“When you’re surrounded by people who share a passionate commitment around a common purpose, anything is possible.”
– Howard Shultz
To me, that was very isolating. Everyone here seemed to have a purpose and a direction. This town is full of people who are from all over the world. Just about everyone I’ve met has moved to Nashville for a purpose (usually for the music industry). So where does that leave me?
→ Where do I fit in?
→ Am I always going to be “the musician’s wife”?
→ Will I always live in someone else’s shadow?
Three and a half years later, I’ve come to realize that this is only the beginning for me. I came here with a purpose: to support my husband and help him reach his goals; to help him become someone that inspires greatness in others. However, I never intended for that to mean I couldn’t be somebody, too. And so “The Nashville Wife” was born.
“There is no passion to be found in settling for a life that is less than you are capable of living.”
– Nelson Mandela
You see, it took a while for me to see that this town is not just a town for musicians. It seems to be coming alive with young entrepreneurs. The town itself might seem like a music city, and it is, but there’s also a sense of a greater purpose here. This town has a heart and a passion for working together – no matter what your expertise is in – and building a community based on that. (I touched on this a ways back when I wrote The Nashville Wife (or Husband)).
I was immersed into the field of music because my husband lead us there. We chose to eat, breathe, sleep music and it was suffocating me.
So… it was time to set MY soul on fire. And THAT is what I believe this city ultimately wants to be known for. A place where Hearts Bloom and souls come alive. Nashville won’t hand this to you on a silver platter. If you come here? You need to want it. You have to push and work and fight for what you want. But above all, and this is what is most inspiring to me… you have to believe in yourself.
My hope is to shine a light on all the places and all the people here that I can find that have helped shape this town, that have helped build this community into what it is…
My first starting point is a place that hits very close to home and that is with all the Nashville Moms. These women are the driving forces in this town that most of the time, remain hidden. There is so much knowledge, so much beauty and expertise in the voices of these women and I am so excited to share the experiences I have had with them. Get ready for my blog next Monday, When the Nashville Wife becomes the Nashville Mom (part 1). This series is going to be fantastic!
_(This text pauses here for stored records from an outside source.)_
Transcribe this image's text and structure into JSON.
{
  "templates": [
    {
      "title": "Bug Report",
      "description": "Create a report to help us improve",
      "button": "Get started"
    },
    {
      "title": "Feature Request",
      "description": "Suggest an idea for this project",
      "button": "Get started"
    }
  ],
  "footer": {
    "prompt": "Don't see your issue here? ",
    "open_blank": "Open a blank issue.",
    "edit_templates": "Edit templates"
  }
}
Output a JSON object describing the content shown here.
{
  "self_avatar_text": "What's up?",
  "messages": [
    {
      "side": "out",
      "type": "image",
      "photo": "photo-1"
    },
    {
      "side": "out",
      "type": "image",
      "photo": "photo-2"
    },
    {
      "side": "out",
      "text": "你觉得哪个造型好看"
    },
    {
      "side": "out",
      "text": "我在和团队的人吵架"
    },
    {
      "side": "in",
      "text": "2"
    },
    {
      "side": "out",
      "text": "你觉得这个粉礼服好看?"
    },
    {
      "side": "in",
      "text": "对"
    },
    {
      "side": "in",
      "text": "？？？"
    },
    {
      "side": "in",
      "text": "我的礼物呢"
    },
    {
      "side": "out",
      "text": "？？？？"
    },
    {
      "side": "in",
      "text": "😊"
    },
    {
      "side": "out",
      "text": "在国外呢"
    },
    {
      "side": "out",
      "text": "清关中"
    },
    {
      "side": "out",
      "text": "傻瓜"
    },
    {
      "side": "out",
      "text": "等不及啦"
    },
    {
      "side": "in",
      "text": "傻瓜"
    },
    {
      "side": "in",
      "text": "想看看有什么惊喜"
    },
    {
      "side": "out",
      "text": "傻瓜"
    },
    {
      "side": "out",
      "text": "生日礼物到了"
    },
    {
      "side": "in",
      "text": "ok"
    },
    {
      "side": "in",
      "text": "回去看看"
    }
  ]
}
PS: One thing I want to point out is how important it is for those of us in the artist genre of the workforce to remember that we are not the backbone of this great city. It is the workers with (as one of them put it) the “normal jobs” that make this city stay alive. And you are absolutely correct. Without the police, firefighters, electricians, plumbers, roofers, those in the public office, animal shelters, garden/lawn industry, homeless shelters (I could go on and on) – Nashville wouldn’t exist.
I see you and I don’t forget you. I don’t know you, but I thank you.
So let me ask you, have you or has anyone you know had this same experience? Does Nashville feel this way to you or is there a side of Nashville you think I still have yet to see? I’d love to hear your voices. Feel free to comment or go to my Contact page and send me a message.